From Joel Friedland on April 10th, 2007
The simplest way for buffets to deal with adverse selection is to keep out the very big eaters. Most buffets post a billboard at the entrance that the restaurant reserves the right to deny seating to (some) patrons based on past experience. In metropolitan NYC, a number of buffets near the Meadowlands stadium in New Jersey no longer accept the patronage of offensive linemen from the Giants and Jets football teams.
From Joel Friedland on April 10th, 2007
More expensive buffets are more likely to be profitable, not just because of their higher prices, but also because customers are more likely to be at the buffet for family or holiday celebrations or for business. Overeating among family or business associates can result in stigmatization in the future; a very high social price to pay for taking a third or fourth trip through a buffet line. Formal dress codes at Sunday buffets and at weekday hotel dining room buffets produce better behaved people who are far less likely to overeat. Dress codes are not as effective as the unspoken, informal controls, of potential stigmatization from one's peers for misbehaving by overeating. Such misbehavior evinces a lower middle class, working poor, or even a criminal background to one's peers. That potential stigma redounds to enhance restaurant profitability.
From Van-Anh Truong on July 6th, 2009
Wow, I have to give you some props on this blog. Now everything is becoming clear and is making a lot of sense.

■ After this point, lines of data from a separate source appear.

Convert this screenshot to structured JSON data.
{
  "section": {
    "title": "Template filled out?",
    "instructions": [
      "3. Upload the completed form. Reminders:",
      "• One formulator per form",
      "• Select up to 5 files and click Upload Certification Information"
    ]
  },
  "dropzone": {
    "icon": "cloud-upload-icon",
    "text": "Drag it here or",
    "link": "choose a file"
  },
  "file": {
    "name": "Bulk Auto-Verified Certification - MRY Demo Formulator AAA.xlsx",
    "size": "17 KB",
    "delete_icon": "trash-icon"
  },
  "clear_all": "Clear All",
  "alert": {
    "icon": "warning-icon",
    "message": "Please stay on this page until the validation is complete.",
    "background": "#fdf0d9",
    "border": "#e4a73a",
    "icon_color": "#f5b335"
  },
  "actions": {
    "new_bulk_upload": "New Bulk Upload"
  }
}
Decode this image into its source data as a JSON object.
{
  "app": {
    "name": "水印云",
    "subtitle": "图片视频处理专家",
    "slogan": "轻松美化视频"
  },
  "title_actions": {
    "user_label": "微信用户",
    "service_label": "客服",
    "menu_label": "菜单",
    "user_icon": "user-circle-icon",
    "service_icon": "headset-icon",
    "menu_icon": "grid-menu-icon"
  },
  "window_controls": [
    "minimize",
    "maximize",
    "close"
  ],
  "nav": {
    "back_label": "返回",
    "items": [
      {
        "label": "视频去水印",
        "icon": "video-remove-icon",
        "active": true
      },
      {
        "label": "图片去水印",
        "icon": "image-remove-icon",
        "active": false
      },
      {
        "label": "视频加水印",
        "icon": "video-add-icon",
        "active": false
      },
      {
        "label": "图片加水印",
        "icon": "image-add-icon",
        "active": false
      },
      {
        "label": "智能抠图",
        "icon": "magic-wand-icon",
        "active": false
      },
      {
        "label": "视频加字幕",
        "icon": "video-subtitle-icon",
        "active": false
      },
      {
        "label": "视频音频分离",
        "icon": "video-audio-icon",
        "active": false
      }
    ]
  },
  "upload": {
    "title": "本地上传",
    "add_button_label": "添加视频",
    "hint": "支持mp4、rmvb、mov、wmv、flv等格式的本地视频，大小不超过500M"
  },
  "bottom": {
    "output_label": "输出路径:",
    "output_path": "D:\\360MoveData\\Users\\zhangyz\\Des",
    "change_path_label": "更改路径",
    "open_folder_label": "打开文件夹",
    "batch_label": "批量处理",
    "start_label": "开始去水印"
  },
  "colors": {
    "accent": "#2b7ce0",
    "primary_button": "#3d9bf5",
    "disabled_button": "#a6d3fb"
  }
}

So yesterday i went to the buffet with my boyfriend and i asked him the same question..."How are Buffets making profit?" Once we got home Google was the first place we got to. And we found you! Every interesting blog.